What you have to do =>
What is needed is an exact repeat of the entries, with no pictures in it.

Given records START

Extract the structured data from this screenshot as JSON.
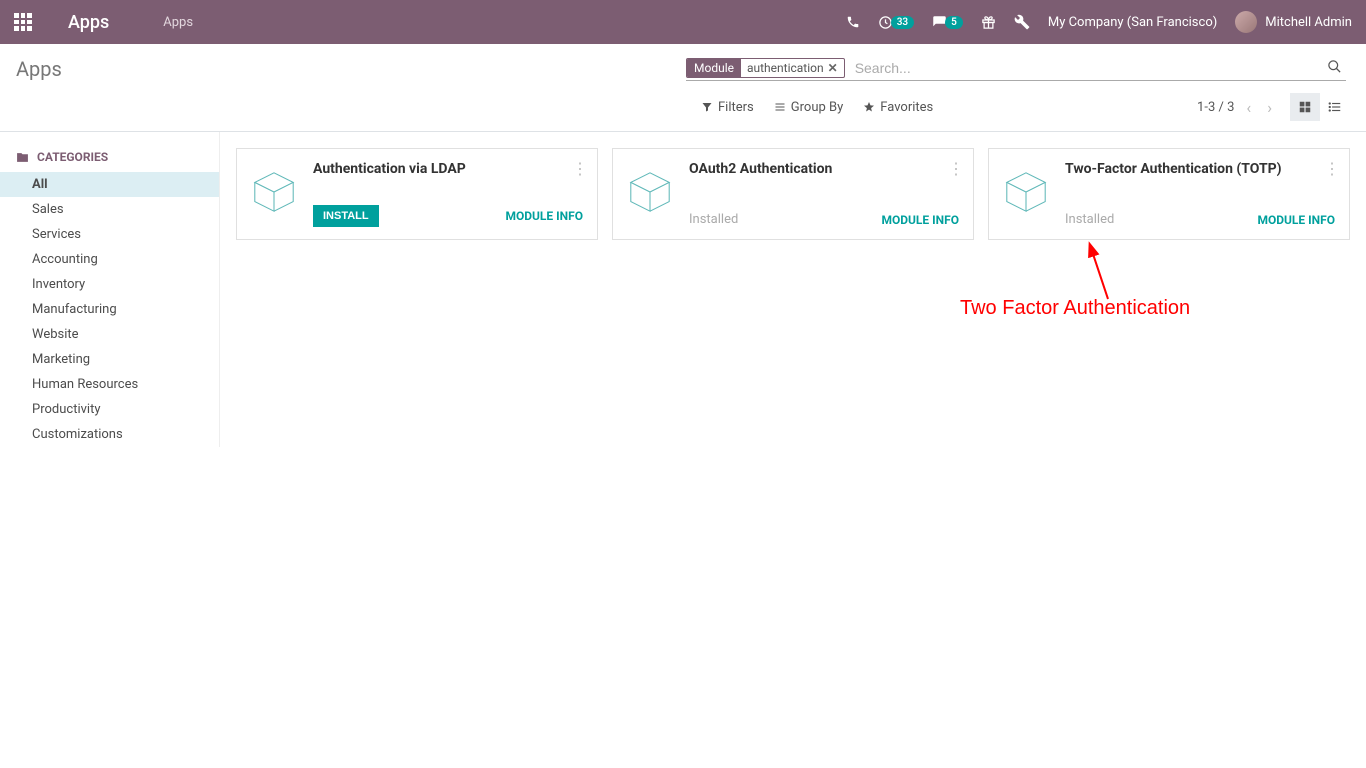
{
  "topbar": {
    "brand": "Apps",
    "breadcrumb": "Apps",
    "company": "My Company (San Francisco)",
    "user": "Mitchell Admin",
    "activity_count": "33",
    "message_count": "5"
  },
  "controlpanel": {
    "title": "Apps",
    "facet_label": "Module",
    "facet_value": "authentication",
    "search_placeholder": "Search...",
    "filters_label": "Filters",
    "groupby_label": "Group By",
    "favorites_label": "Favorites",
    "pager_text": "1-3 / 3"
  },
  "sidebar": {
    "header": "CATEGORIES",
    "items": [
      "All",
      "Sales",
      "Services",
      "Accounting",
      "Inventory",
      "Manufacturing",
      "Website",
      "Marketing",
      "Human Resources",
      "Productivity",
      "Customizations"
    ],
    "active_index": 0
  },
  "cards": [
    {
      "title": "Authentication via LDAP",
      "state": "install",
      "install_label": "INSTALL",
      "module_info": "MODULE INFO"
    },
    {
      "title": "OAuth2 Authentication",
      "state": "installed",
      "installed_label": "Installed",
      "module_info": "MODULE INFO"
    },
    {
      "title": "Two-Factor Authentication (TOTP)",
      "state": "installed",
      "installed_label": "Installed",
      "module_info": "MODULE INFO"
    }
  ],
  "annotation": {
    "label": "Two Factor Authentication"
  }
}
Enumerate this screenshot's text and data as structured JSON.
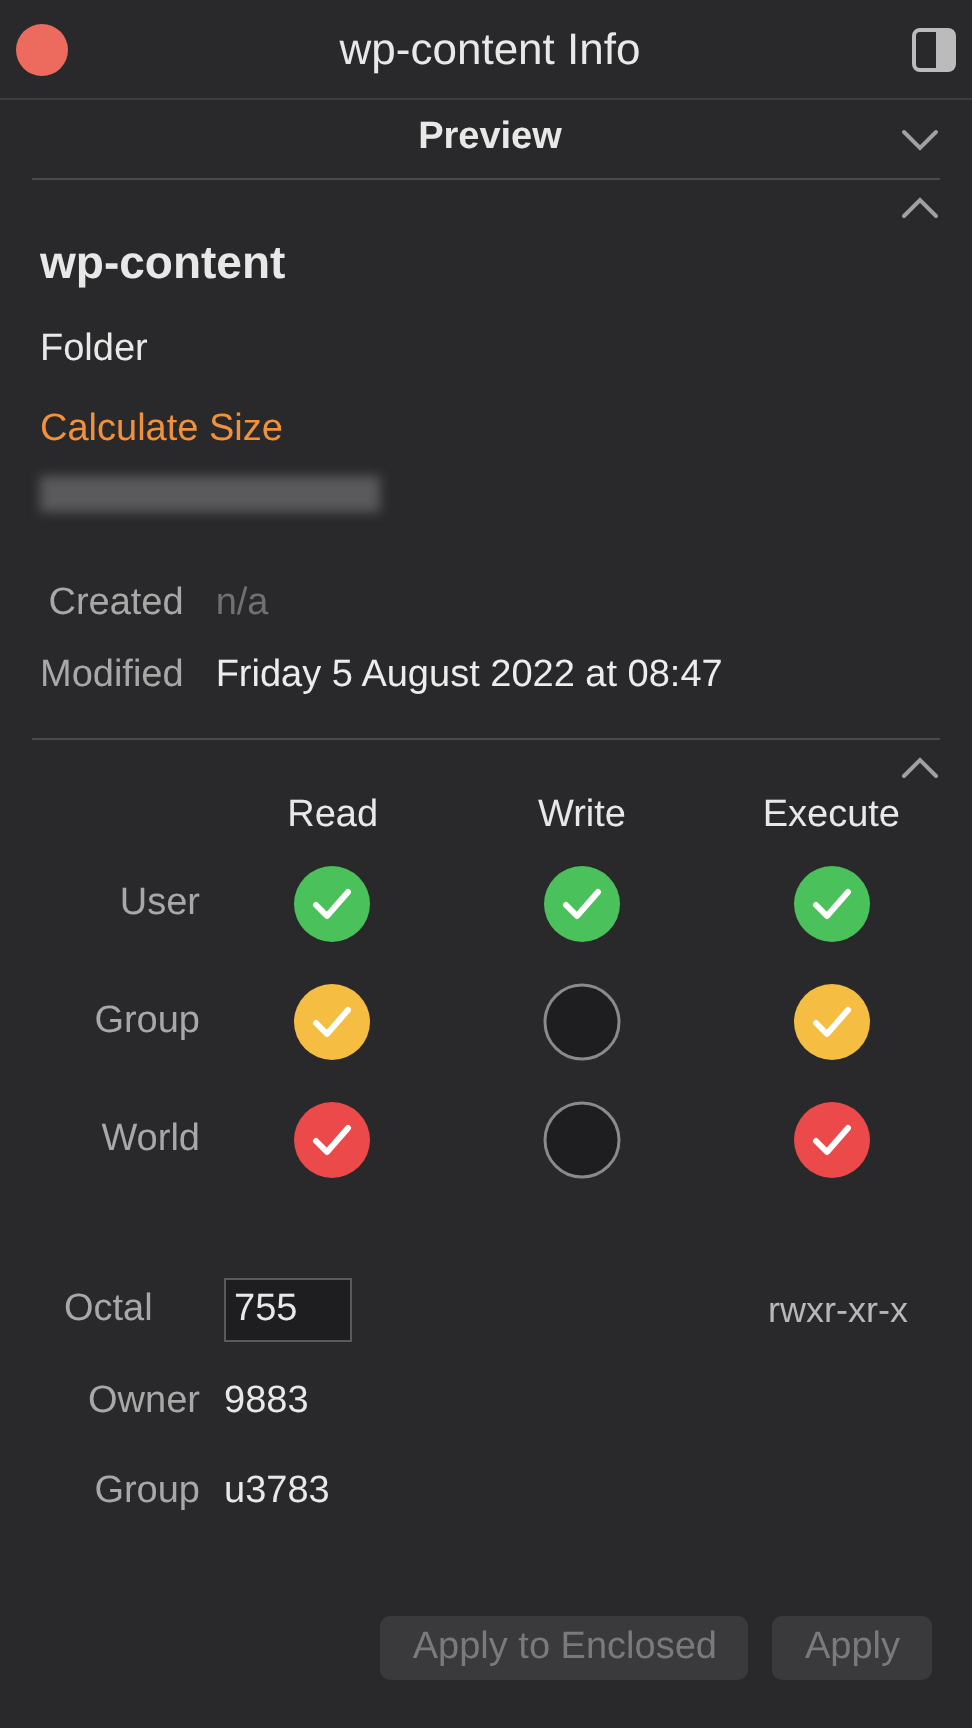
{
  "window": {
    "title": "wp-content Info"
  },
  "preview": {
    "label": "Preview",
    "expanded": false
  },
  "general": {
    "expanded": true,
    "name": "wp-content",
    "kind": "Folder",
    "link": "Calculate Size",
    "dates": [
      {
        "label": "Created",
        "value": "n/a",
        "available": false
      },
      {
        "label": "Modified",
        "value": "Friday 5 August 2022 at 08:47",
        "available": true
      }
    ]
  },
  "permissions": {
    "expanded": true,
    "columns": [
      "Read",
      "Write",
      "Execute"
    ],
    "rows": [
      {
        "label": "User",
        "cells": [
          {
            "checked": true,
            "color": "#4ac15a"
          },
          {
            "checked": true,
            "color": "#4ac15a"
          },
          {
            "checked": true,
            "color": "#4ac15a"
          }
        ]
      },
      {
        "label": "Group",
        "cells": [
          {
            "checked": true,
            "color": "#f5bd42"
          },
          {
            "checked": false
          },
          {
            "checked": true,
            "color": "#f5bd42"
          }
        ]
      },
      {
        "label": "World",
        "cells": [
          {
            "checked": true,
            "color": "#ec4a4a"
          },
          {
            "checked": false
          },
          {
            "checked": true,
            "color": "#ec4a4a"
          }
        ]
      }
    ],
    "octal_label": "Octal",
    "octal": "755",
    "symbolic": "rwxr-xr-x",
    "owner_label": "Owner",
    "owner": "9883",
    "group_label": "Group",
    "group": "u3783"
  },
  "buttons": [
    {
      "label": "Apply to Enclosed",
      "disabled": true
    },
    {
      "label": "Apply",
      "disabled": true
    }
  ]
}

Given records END

Answer to this problem =>
Extract the structured data from this screenshot as JSON.
{
  "topbar": {
    "brand": "Apps",
    "breadcrumb": "Apps",
    "company": "My Company (San Francisco)",
    "user": "Mitchell Admin",
    "activity_count": "33",
    "message_count": "5"
  },
  "controlpanel": {
    "title": "Apps",
    "facet_label": "Module",
    "facet_value": "authentication",
    "search_placeholder": "Search...",
    "filters_label": "Filters",
    "groupby_label": "Group By",
    "favorites_label": "Favorites",
    "pager_text": "1-3 / 3"
  },
  "sidebar": {
    "header": "CATEGORIES",
    "items": [
      "All",
      "Sales",
      "Services",
      "Accounting",
      "Inventory",
      "Manufacturing",
      "Website",
      "Marketing",
      "Human Resources",
      "Productivity",
      "Customizations"
    ],
    "active_index": 0
  },
  "cards": [
    {
      "title": "Authentication via LDAP",
      "state": "install",
      "install_label": "INSTALL",
      "module_info": "MODULE INFO"
    },
    {
      "title": "OAuth2 Authentication",
      "state": "installed",
      "installed_label": "Installed",
      "module_info": "MODULE INFO"
    },
    {
      "title": "Two-Factor Authentication (TOTP)",
      "state": "installed",
      "installed_label": "Installed",
      "module_info": "MODULE INFO"
    }
  ],
  "annotation": {
    "label": "Two Factor Authentication"
  }
}
Enumerate this screenshot's text and data as structured JSON.
{
  "window": {
    "title": "wp-content Info"
  },
  "preview": {
    "label": "Preview",
    "expanded": false
  },
  "general": {
    "expanded": true,
    "name": "wp-content",
    "kind": "Folder",
    "link": "Calculate Size",
    "dates": [
      {
        "label": "Created",
        "value": "n/a",
        "available": false
      },
      {
        "label": "Modified",
        "value": "Friday 5 August 2022 at 08:47",
        "available": true
      }
    ]
  },
  "permissions": {
    "expanded": true,
    "columns": [
      "Read",
      "Write",
      "Execute"
    ],
    "rows": [
      {
        "label": "User",
        "cells": [
          {
            "checked": true,
            "color": "#4ac15a"
          },
          {
            "checked": true,
            "color": "#4ac15a"
          },
          {
            "checked": true,
            "color": "#4ac15a"
          }
        ]
      },
      {
        "label": "Group",
        "cells": [
          {
            "checked": true,
            "color": "#f5bd42"
          },
          {
            "checked": false
          },
          {
            "checked": true,
            "color": "#f5bd42"
          }
        ]
      },
      {
        "label": "World",
        "cells": [
          {
            "checked": true,
            "color": "#ec4a4a"
          },
          {
            "checked": false
          },
          {
            "checked": true,
            "color": "#ec4a4a"
          }
        ]
      }
    ],
    "octal_label": "Octal",
    "octal": "755",
    "symbolic": "rwxr-xr-x",
    "owner_label": "Owner",
    "owner": "9883",
    "group_label": "Group",
    "group": "u3783"
  },
  "buttons": [
    {
      "label": "Apply to Enclosed",
      "disabled": true
    },
    {
      "label": "Apply",
      "disabled": true
    }
  ]
}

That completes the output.